The patchwork block was taken from a quilting magazine but I then decided to add my own applique block which depicted an image of a local wild plant 'Lords and Ladies', 'Cuckoo Pint' ....
or in otherwords the wild Arum.
I still took this to be an image of peace as the stucture of the plant is the same as the white 'Peace Lily' often sold as a houseplant.

As is my wont the border include a classic celtic design, the celtic knot, used as a repeat
with the diamond motif picking up the repeat from the central quilted section.

In the centre was the panel that for me was the main 'thrust' of this quilt so to speak, my own large celtic knot and, as I was stitching this, the following thoughts kept streaming through my mind.....

In the eternal knot that marks our lives,
where we continuously follow our paths and cover so many 'miles' -
do we in fact travel so far?

at the centre is ourselves ,
need we wander all these pathways - well, I guess that is experience
and hopefully wisdom......
but always what is nearest is the space 'that is'....ourselves.
Shouldn't we let the search move inwards and always there, at the centre,
is that thing we call Peace!

So there she is...... Wild Arum - peace lily,
hope you like!

Friday, 10 February 2012

The Silken rose

This is a small quilt that I stitched a number of years ago now......
but it still sits waiting for a home!
I wanted to have a go at wholecloth quilting but decided on this cot-size piece I suppose it would be called - it sits on top of a double bed and just covers the bottom half.

I used an oyster pink dupion silk and stitched with a matching silk thread.
The design just seemed to happen really but I had been admiring a cross-stitch pattern for the rose window at York Minster at the time - the cross-stitch never happened but I so enjoyed making this quilt.... even if the seed stitch in the centre-piece drove me nuts!

I've found it quite difficult to get a decent phot of it but I like this one because it shows the lovely sheen of the silk and picks up on the play of light and dark on the stitching and pattern
that is is one of the ouotcomes of quilting that I love so much.

Someday I might be adventurous and try a larger piece!!!!!

Monday, 30 January 2012

Quilt - Dance of the Snowdrop

Here is the flower which to me is an expression of the joy of new life that comes to this part of the world each spring with the emergence of this, the beautiful and very delicate snowdrop.
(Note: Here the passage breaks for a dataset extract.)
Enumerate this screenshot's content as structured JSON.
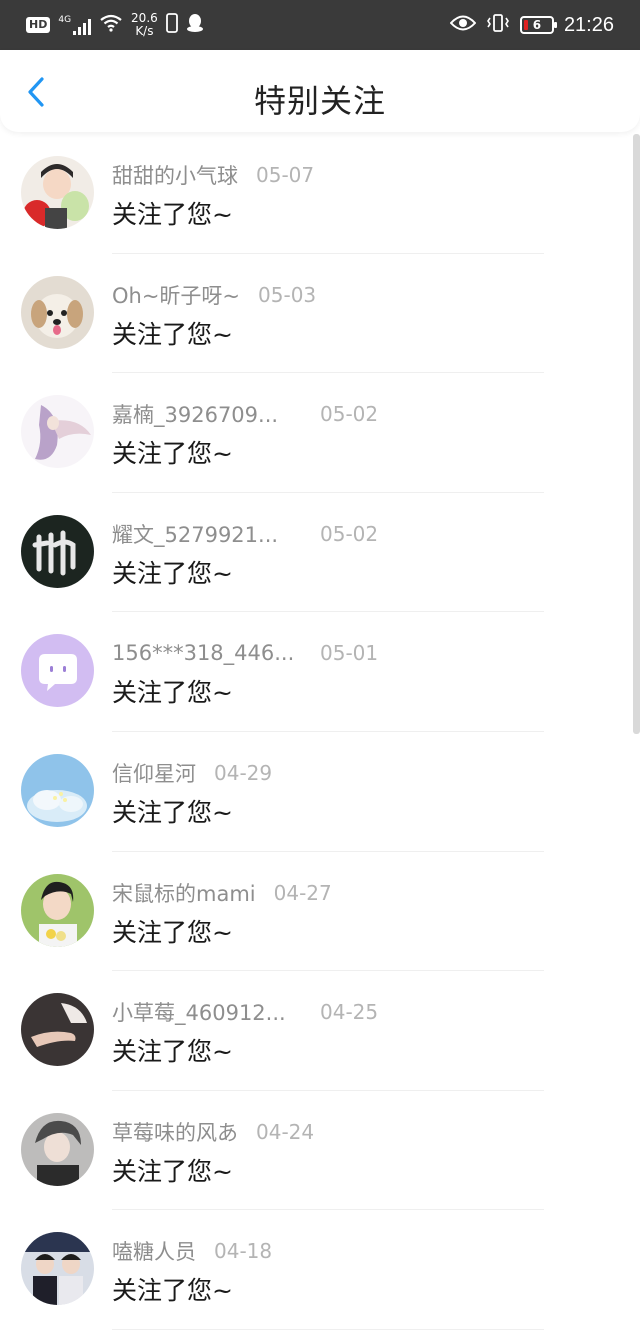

When the world is still grey and the gound cold and often hard, unbelievably this tiny flower pushes through and nods its delicate head in the heavy winds.

I love the pure whiteness of the petals, the amazing bright green that edges the tiny inner trumpet, the way there is only the tri-petal shape to create this little wonder which hangs from an arching stem that seems so tiny and yet proves to be so sturdy.....
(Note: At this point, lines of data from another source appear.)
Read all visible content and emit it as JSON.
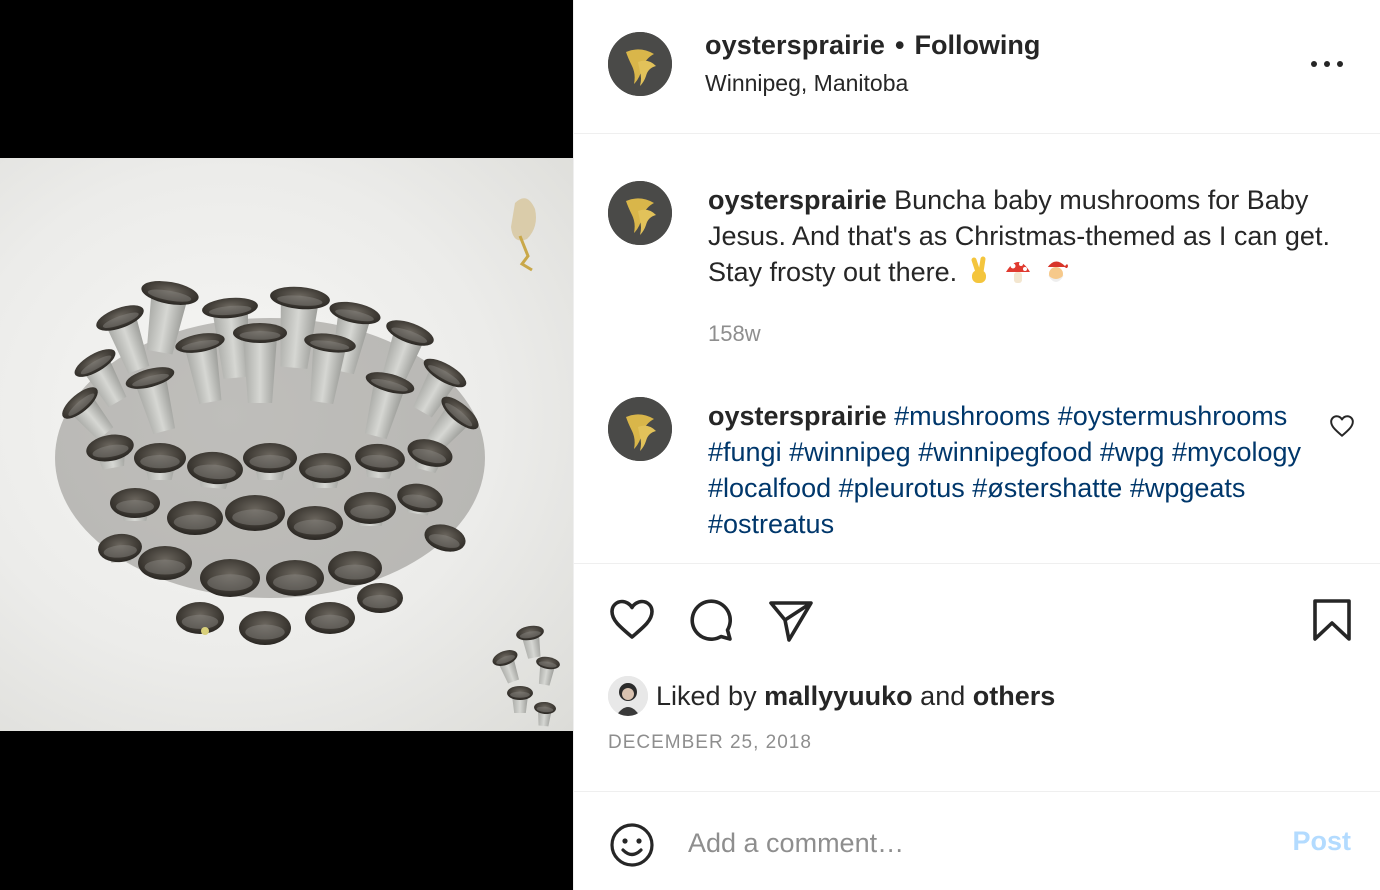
{
  "post": {
    "photo_alt": "oyster mushroom cluster",
    "author": {
      "username": "oystersprairie",
      "follow_separator": "•",
      "follow_status": "Following",
      "location": "Winnipeg, Manitoba"
    },
    "caption": {
      "username": "oystersprairie",
      "text": "Buncha baby mushrooms for Baby Jesus. And that's as Christmas-themed as I can get. Stay frosty out there.",
      "emojis": [
        "victory-hand-emoji",
        "mushroom-emoji",
        "santa-emoji"
      ],
      "age": "158w"
    },
    "hashtag_comment": {
      "username": "oystersprairie",
      "hashtags": [
        "#mushrooms",
        "#oystermushrooms",
        "#fungi",
        "#winnipeg",
        "#winnipegfood",
        "#wpg",
        "#mycology",
        "#localfood",
        "#pleurotus",
        "#østershatte",
        "#wpgeats",
        "#ostreatus"
      ]
    },
    "likes": {
      "prefix": "Liked by",
      "user": "mallyyuuko",
      "connector": "and",
      "others": "others"
    },
    "date": "DECEMBER 25, 2018",
    "composer": {
      "placeholder": "Add a comment…",
      "post_label": "Post"
    }
  },
  "colors": {
    "text": "#262626",
    "muted": "#8e8e8e",
    "hashtag": "#00376b",
    "post_disabled": "#b3dbff",
    "divider": "#efefef",
    "logo_gold": "#d9b64a"
  }
}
This following octagonal quilt is an expression of the joy I find in this flower, I was inspired to begin having completed spinning some yarn in the early spring one year - a green dyed alpaca blend that was soft and fine.
This described the edging of the snowdrop flower for me and then gave me the base to follow with the green and white colour scheme - why octagonal, not planned it simply evolved!

It took a while to complete being hand-stitched throughout so the first photo of completion happened in the summer months!

The design of the trisceles came from an actual drawing of a celtic artifact I found in a favourite book of mine and echoed the tri-shaped nature of the snowdrop - and the couching with my green yarn created 'the dance' on the quilt.

I then built on the base design by drawing in and quilting the outline of the snowdrop flower...
the central star was a 'compass' that speaks of all the directions that can be taken in our lives...

A further echo of 'three' was having that number of bands in the design, the central circle or 'dance', another band of white running around that and the third and last border that picked up the green and was itself quilted with another trisceles 'running' design.

Dance of the Snowdrop

We speak of the three,
Light of life,
love of the heart
and breath of the wind.

Hope you like!